My Jesus, I Love Thee

Attributed to William R. Featherstone, 1862
Addressed to Jesus
My Jesus, I love thee, I know thou art mine;John 21:15; 1 Pet. 1:8; John 20:28; Eph. 6:9
for thee all the follies of sin I resign.Ps. 107:17; John 14:15
My gracious Redeemer, my Savior art thou;2 Tim. 1:10; Tit. 2:13–14
if ever I loved thee, my Jesus, ’tis now.
I love thee because thou hast first loved me,1 John 4:19
and purchased my pardon on Calvary’s tree.1 Pet. 2:24
I love thee for wearing the thorns on thy brow;John 19:2, 5
if ever I loved thee, my Jesus, ’tis now.
I’ll love thee in life, I will love thee in death;Phil. 1:20
and praise thee as long as thou lendest me breath;Job 27:3
and say, when the death-dew lies cold on my brow:
if ever I loved thee, my Jesus, ’tis now.
In mansions of glory and endless delight,Ps. 84; Luke 16:9
I’ll ever adore thee in heaven so bright;1 Pet. 1:4 Rev. 19:8
I’ll sing with the glittering crown on my brow:2 Tim. 4:8; James 1:12; 1 Pet. 5:4
if ever I loved thee, my Jesus, ’tis now.

The great themes of this hymn are love and time—and more specifically, the chronological course of our love for Jesus. We love our Savior now by keeping his commandments (stanza 1) in response to his love for us, which was prior to ours (stanza 2). Looking to the future, we promise to love him to the end of our lives (stanza 3) and forever (stanza 4). Indeed, we aspire to “love our Lord Jesus Christ with love incorruptible” (Eph. 6:24).

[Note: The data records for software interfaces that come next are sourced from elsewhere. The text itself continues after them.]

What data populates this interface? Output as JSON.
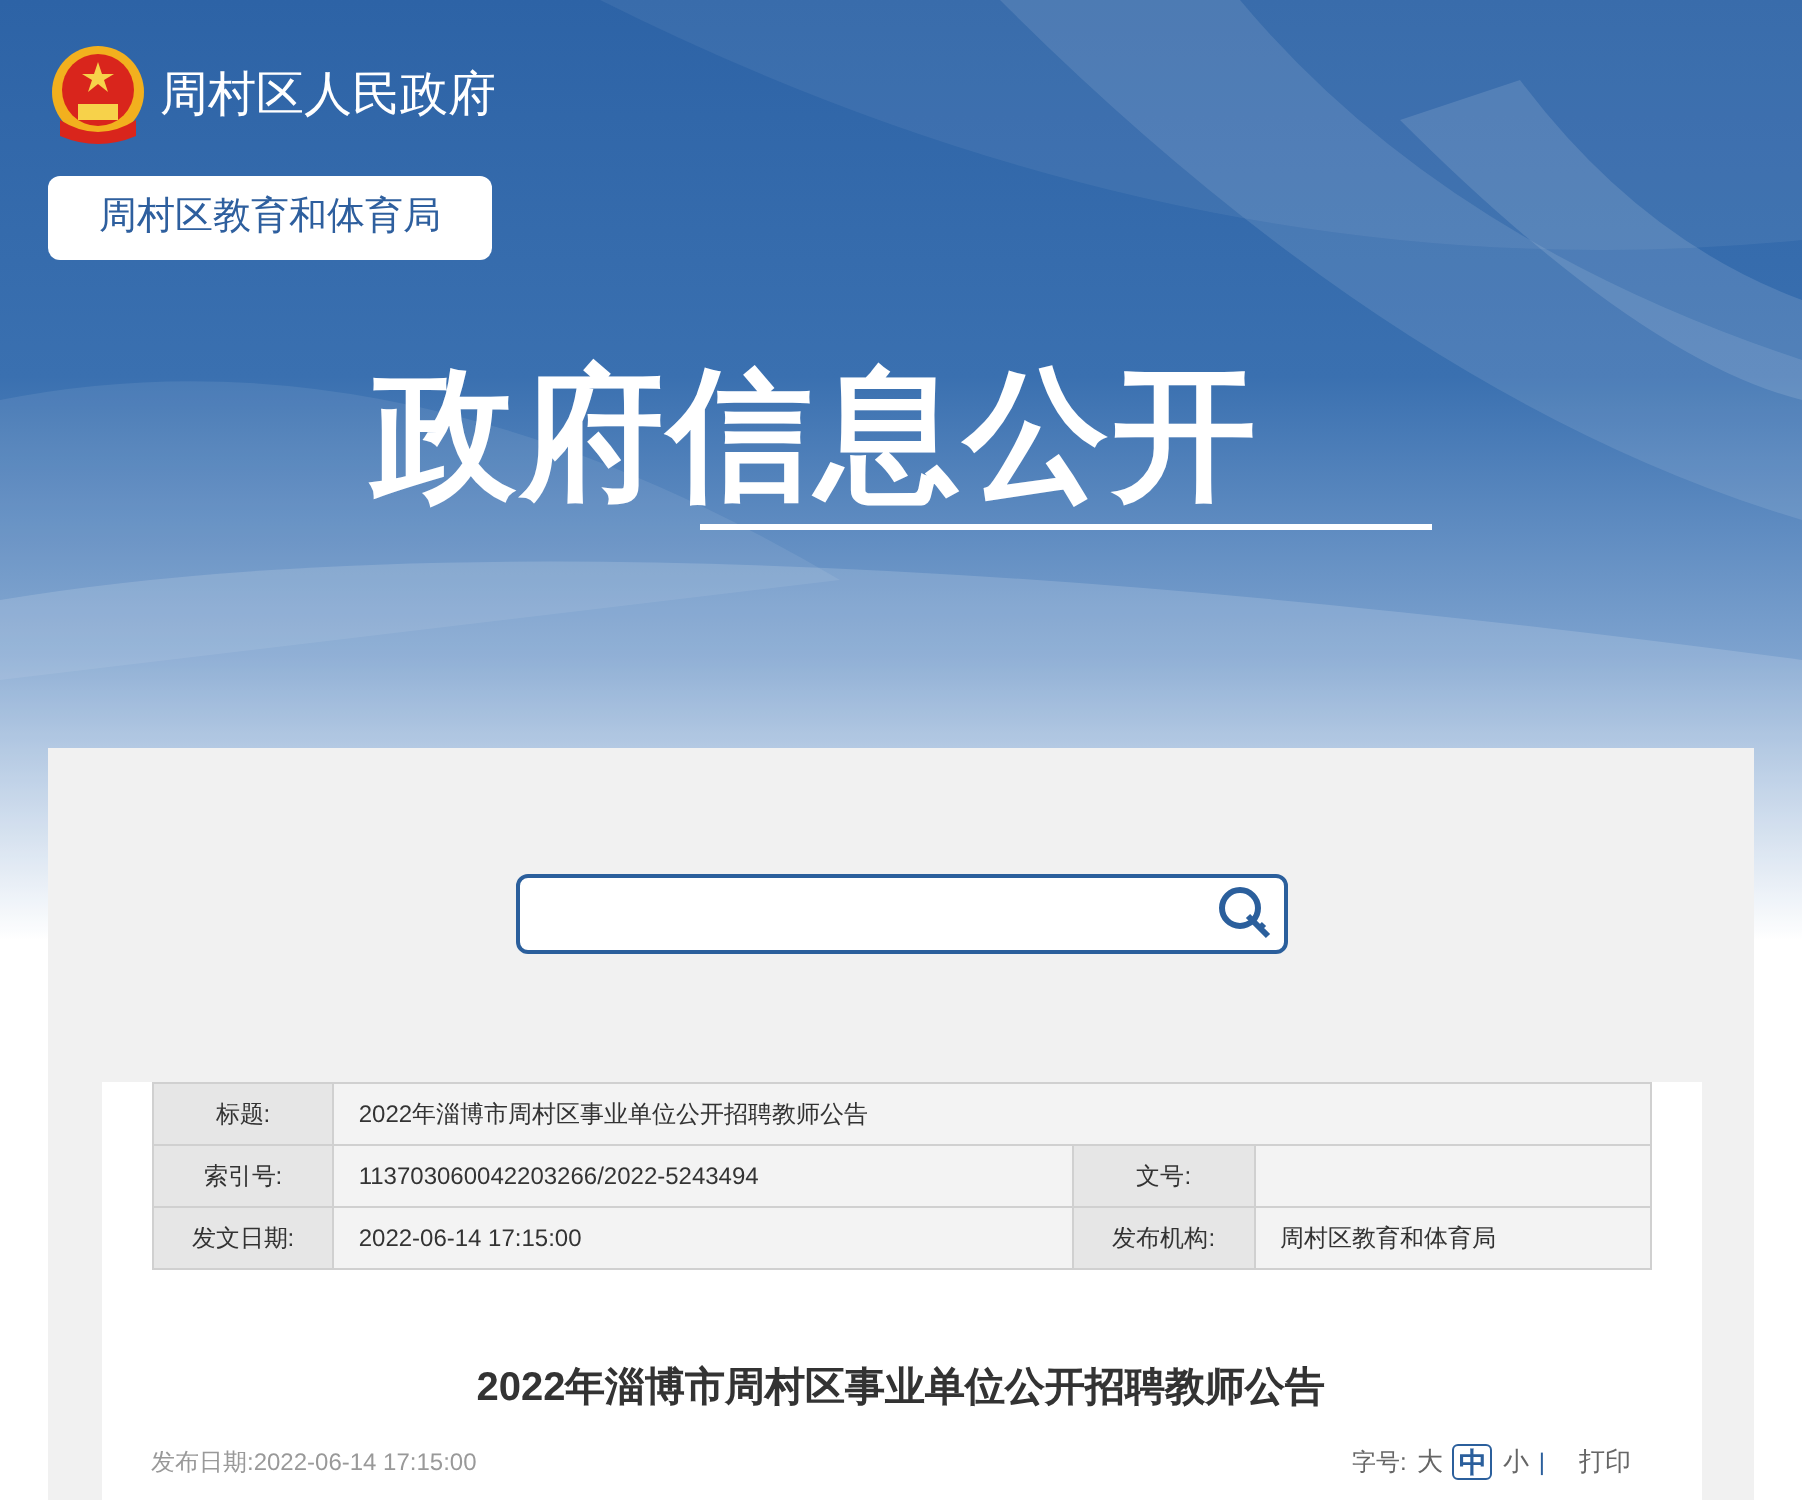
{
  "site": {
    "name": "周村区人民政府",
    "department": "周村区教育和体育局"
  },
  "banner": {
    "title": "政府信息公开"
  },
  "info_table": {
    "rows": [
      {
        "cells": [
          {
            "label": "标题:",
            "value": "2022年淄博市周村区事业单位公开招聘教师公告"
          }
        ]
      },
      {
        "cells": [
          {
            "label": "索引号:",
            "value": "113703060042203266/2022-5243494"
          },
          {
            "label": "文号:"
          }
        ]
      },
      {
        "cells": [
          {
            "label": "发文日期:",
            "value": "2022-06-14 17:15:00"
          },
          {
            "label": "发布机构:",
            "value": "周村区教育和体育局"
          }
        ]
      }
    ]
  },
  "article": {
    "title": "2022年淄博市周村区事业单位公开招聘教师公告",
    "publish_date": "发布日期:2022-06-14 17:15:00",
    "font_size_label": "字号:",
    "font_sizes": [
      {
        "label": "大",
        "selected": false
      },
      {
        "label": "中",
        "selected": true
      },
      {
        "label": "小",
        "selected": false
      }
    ],
    "separator": "|",
    "print": "打印"
  }
}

The parallel brow-imagery in the third lines of stanzas 2–4 symbolizes the relation between his love for us, our temporal love for him, and what will be our glorified love. The death we face is but a damp and fleeting reminder of what our sins earned. The only thing our death-dew and his thorns have in common, really, is a common location. Christ suffered the full wrath of God. And yet, in so doing, he also revealed and earned glory—glory as of the only Son from the Father, full of grace and truth. The long date-palm thorns ironically prefigure the rays of a majesty so bright that they cause the crowns his saints receive to glitter. He took on one crown so that he could give us quite another.

In the end, all this thinking about time returns to the present. I can regret the meagerness of my past love, but I cannot change the past. I can rejoice about the future, knowing that someday my love will be perfected. But the only love with which I can love right now is the love he has enabled me to have in this moment. So, ultimately, this hymn is a hymn of devotion, as professed in the refrain of each stanza and delicately highlighted by its chiastic relation to the opening line: “My Jesus, I love thee. . . . if ever I loved thee, my Jesus, ’tis now.”

The tune CARITAS (GORDON) “crowns” the third line’s imagery with high pitches, hairpin leaps, cadential non-chord tones (measure 12), and a bass line that moves parallel to the soprano (they’re always the same distance apart). But this does not come from nowhere. There is parallel motion in lines 1–2 as well, between the tenor and soprano. And, since the melody in line 3 is a variant of the melody sung twice in lines 1–2, transposed two steps higher, the melody in line 3 is also rather like the tenor part in lines 1–2, untransposed, at least for its first three notes. Thus, in a part-singing congregation, the voices seem to listen and respond to each other, and the beauties of line 3 well up from below—from the low voices to the high voices.